• Your objective: Output, exactly and with no pictures, the line that contains "Parse this screenshot: output" and every line that comes after it in the data below, the last one included.

• Exercise material:
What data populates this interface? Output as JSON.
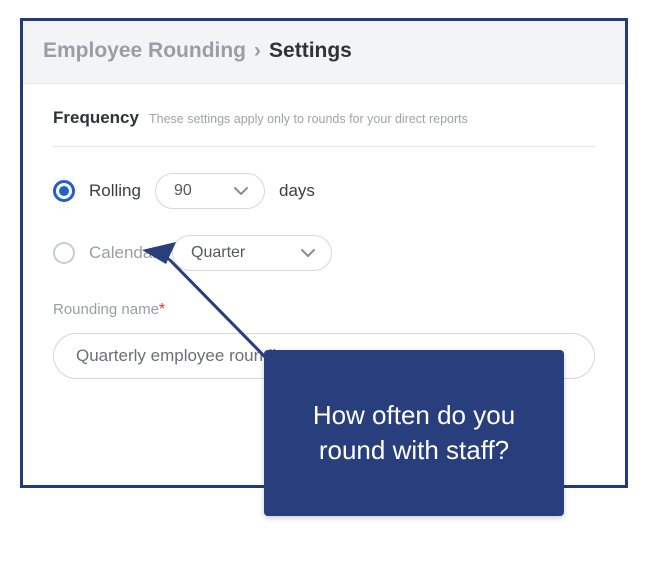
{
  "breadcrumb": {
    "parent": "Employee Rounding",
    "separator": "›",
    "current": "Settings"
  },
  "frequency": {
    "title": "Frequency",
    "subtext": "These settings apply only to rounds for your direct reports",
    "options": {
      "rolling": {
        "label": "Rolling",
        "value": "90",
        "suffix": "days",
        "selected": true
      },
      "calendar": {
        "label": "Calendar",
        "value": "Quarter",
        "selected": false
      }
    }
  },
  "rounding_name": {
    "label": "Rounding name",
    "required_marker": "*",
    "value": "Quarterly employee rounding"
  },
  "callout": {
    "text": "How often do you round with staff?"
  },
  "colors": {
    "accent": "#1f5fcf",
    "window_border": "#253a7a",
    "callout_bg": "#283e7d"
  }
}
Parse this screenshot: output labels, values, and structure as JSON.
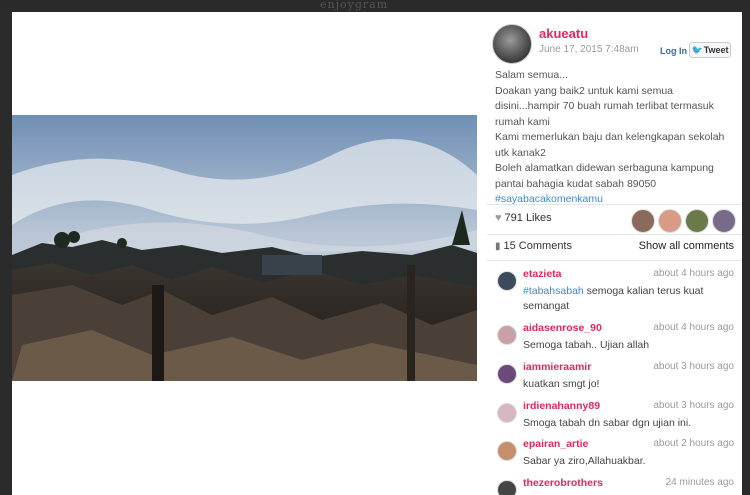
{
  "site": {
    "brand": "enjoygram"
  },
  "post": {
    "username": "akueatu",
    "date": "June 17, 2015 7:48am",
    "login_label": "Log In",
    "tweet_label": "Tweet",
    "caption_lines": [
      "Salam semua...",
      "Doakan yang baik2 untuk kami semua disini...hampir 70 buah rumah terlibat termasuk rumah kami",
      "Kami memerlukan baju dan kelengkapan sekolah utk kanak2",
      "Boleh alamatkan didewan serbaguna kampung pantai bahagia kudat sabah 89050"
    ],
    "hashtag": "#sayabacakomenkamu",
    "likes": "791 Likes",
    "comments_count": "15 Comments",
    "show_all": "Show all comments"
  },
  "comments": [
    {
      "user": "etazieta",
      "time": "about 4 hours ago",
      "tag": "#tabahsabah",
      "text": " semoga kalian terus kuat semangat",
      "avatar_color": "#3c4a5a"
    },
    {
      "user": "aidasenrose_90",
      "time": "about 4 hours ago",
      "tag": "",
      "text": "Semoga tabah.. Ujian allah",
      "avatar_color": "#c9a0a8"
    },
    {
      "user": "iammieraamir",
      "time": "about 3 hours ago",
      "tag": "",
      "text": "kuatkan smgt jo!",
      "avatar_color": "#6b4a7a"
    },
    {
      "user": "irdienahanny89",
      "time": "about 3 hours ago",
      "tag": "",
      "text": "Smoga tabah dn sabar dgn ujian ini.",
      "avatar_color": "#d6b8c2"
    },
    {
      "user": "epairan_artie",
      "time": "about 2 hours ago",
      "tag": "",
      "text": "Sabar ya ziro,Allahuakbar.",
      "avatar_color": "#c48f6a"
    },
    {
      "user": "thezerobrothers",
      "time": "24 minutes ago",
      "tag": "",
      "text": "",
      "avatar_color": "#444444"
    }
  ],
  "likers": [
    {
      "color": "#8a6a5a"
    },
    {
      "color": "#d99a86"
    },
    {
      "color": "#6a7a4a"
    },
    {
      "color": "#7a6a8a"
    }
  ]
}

• Result below:
Parse this screenshot: output labels, values, and structure as JSON.
{
  "site": {
    "brand": "enjoygram"
  },
  "post": {
    "username": "akueatu",
    "date": "June 17, 2015 7:48am",
    "login_label": "Log In",
    "tweet_label": "Tweet",
    "caption_lines": [
      "Salam semua...",
      "Doakan yang baik2 untuk kami semua disini...hampir 70 buah rumah terlibat termasuk rumah kami",
      "Kami memerlukan baju dan kelengkapan sekolah utk kanak2",
      "Boleh alamatkan didewan serbaguna kampung pantai bahagia kudat sabah 89050"
    ],
    "hashtag": "#sayabacakomenkamu",
    "likes": "791 Likes",
    "comments_count": "15 Comments",
    "show_all": "Show all comments"
  },
  "comments": [
    {
      "user": "etazieta",
      "time": "about 4 hours ago",
      "tag": "#tabahsabah",
      "text": " semoga kalian terus kuat semangat",
      "avatar_color": "#3c4a5a"
    },
    {
      "user": "aidasenrose_90",
      "time": "about 4 hours ago",
      "tag": "",
      "text": "Semoga tabah.. Ujian allah",
      "avatar_color": "#c9a0a8"
    },
    {
      "user": "iammieraamir",
      "time": "about 3 hours ago",
      "tag": "",
      "text": "kuatkan smgt jo!",
      "avatar_color": "#6b4a7a"
    },
    {
      "user": "irdienahanny89",
      "time": "about 3 hours ago",
      "tag": "",
      "text": "Smoga tabah dn sabar dgn ujian ini.",
      "avatar_color": "#d6b8c2"
    },
    {
      "user": "epairan_artie",
      "time": "about 2 hours ago",
      "tag": "",
      "text": "Sabar ya ziro,Allahuakbar.",
      "avatar_color": "#c48f6a"
    },
    {
      "user": "thezerobrothers",
      "time": "24 minutes ago",
      "tag": "",
      "text": "",
      "avatar_color": "#444444"
    }
  ],
  "likers": [
    {
      "color": "#8a6a5a"
    },
    {
      "color": "#d99a86"
    },
    {
      "color": "#6a7a4a"
    },
    {
      "color": "#7a6a8a"
    }
  ]
}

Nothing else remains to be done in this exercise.